::: Supplied information :::

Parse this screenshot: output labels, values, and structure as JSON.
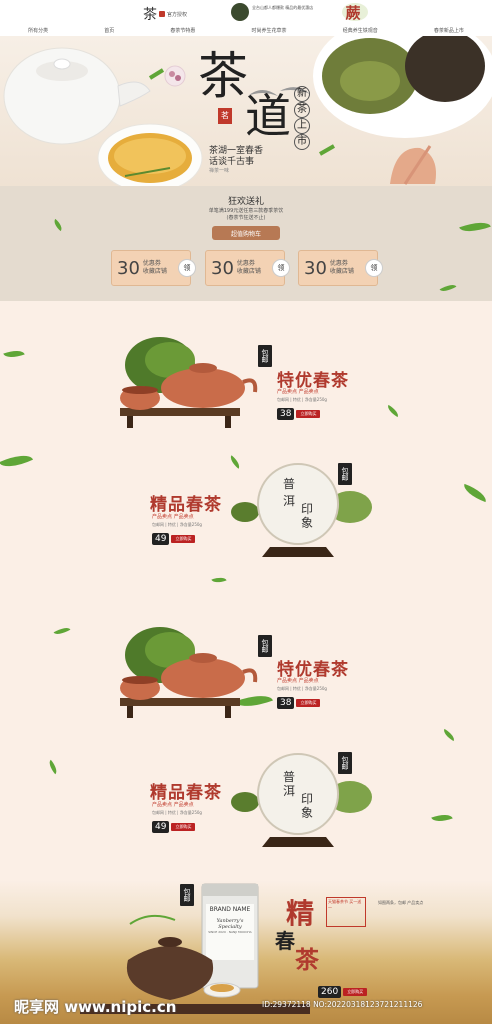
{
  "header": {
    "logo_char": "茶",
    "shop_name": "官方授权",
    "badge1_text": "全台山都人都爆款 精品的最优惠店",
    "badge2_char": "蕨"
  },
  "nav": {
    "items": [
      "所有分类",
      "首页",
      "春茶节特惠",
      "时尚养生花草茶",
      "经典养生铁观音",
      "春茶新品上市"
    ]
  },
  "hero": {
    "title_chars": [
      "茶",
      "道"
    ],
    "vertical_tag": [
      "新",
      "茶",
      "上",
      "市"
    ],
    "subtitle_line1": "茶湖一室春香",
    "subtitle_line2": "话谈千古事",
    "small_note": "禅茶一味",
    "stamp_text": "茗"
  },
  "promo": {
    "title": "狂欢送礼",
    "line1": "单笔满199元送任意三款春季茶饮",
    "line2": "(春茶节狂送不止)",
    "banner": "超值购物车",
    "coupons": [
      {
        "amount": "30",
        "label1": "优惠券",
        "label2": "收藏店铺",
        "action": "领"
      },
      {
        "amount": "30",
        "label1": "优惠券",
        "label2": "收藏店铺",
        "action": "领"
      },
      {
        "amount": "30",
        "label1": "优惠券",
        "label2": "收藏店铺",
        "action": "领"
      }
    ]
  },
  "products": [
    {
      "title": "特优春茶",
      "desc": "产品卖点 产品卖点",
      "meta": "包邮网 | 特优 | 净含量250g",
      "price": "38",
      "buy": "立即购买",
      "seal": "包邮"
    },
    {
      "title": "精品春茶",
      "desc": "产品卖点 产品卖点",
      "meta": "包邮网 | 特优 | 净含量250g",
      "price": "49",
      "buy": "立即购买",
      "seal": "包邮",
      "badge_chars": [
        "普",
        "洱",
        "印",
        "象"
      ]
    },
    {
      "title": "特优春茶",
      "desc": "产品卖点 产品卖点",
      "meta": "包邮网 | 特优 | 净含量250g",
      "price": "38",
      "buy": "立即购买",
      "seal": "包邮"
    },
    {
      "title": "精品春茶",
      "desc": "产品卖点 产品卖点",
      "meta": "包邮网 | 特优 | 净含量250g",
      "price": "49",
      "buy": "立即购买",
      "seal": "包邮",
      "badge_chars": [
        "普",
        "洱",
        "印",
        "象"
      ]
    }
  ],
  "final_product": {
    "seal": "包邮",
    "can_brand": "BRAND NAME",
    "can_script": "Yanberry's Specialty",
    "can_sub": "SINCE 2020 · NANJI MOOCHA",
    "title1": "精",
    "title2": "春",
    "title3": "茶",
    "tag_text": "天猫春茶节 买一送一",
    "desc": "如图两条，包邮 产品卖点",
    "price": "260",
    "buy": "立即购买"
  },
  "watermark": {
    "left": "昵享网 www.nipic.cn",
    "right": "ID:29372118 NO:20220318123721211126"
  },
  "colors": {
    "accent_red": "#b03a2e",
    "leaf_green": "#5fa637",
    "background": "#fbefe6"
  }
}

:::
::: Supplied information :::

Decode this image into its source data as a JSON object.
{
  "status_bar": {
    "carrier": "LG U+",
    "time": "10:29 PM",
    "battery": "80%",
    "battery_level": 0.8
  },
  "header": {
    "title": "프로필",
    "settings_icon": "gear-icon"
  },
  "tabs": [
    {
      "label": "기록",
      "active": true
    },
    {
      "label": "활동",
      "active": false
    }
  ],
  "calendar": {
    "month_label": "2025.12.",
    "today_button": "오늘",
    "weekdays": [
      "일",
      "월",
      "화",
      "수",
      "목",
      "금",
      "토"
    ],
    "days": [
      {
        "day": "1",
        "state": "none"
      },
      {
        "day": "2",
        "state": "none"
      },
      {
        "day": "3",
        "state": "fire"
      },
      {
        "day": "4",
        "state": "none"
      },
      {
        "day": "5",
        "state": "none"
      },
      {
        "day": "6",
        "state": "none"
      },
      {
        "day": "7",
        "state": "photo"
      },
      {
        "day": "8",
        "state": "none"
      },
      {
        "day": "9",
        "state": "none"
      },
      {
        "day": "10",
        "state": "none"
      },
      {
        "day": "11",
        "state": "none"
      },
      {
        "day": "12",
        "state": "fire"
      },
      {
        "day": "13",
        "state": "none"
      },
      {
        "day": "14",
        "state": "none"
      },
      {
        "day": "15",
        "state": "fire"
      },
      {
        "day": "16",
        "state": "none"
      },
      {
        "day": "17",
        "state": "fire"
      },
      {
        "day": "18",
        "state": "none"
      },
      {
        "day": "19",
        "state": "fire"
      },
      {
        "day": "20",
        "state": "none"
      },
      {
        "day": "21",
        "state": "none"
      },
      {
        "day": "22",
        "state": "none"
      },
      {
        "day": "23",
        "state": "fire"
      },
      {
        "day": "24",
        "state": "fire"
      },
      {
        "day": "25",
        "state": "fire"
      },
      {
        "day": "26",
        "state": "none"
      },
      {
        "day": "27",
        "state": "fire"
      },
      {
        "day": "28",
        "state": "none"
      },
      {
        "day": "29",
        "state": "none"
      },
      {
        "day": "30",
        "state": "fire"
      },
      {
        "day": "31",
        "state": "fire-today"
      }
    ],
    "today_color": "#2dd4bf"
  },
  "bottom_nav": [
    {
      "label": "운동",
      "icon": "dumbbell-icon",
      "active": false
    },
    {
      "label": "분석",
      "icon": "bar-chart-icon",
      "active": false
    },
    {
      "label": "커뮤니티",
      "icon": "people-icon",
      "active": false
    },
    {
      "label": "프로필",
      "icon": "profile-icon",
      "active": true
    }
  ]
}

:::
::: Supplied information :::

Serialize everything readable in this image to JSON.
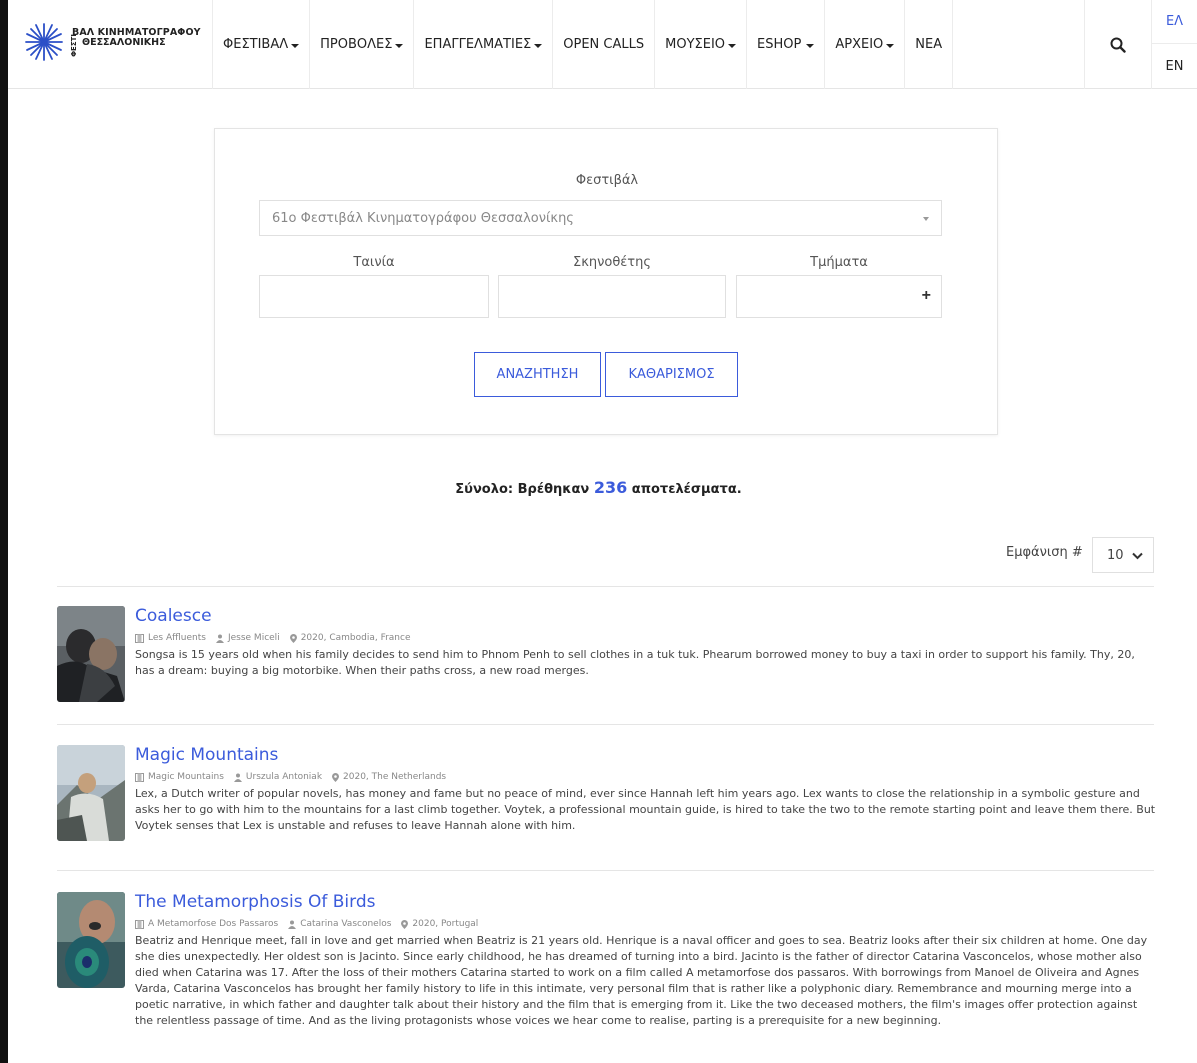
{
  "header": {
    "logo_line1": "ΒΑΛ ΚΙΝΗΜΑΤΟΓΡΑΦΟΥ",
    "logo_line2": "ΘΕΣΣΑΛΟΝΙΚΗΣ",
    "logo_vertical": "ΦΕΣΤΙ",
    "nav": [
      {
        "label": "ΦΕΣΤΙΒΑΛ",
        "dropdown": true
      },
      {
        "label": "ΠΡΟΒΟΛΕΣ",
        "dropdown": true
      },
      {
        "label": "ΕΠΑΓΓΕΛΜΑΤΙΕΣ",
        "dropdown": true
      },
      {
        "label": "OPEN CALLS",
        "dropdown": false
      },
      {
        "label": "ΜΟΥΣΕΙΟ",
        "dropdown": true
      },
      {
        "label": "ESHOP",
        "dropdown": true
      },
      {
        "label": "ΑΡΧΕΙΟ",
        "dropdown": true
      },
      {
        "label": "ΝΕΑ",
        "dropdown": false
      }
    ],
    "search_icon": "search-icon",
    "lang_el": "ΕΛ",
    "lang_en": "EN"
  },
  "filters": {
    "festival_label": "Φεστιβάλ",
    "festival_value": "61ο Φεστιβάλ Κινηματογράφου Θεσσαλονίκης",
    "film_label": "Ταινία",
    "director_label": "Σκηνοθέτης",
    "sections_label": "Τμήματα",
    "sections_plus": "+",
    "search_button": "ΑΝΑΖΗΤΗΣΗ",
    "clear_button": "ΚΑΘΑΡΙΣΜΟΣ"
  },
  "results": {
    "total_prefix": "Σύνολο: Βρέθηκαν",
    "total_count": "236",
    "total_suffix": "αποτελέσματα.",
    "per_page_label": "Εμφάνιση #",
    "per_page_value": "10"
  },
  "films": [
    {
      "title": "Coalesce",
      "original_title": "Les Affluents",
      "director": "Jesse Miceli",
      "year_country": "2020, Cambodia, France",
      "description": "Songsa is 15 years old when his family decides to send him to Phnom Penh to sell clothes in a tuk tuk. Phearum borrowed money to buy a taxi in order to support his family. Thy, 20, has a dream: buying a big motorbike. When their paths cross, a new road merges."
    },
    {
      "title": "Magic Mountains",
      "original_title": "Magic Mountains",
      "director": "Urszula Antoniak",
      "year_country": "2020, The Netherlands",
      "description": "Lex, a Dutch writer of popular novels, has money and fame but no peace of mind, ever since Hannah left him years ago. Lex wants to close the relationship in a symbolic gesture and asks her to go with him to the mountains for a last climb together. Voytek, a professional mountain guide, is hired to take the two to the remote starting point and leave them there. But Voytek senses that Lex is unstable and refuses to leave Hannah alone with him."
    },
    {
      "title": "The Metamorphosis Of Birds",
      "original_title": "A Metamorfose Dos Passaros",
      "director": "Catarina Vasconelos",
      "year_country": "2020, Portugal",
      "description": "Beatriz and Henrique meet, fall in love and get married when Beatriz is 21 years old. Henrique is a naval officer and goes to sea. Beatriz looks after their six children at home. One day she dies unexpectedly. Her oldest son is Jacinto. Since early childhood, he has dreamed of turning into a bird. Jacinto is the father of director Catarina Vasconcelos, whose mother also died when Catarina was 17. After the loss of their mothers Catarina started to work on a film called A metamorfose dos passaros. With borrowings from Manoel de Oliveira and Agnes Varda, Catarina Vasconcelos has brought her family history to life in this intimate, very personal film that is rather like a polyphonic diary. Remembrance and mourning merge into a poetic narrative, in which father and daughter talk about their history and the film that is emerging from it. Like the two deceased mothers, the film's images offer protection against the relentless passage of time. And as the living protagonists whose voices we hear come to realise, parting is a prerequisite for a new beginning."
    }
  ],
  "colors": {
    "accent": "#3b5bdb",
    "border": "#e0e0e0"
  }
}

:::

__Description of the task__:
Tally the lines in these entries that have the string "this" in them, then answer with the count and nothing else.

__Result of the exercise__:
4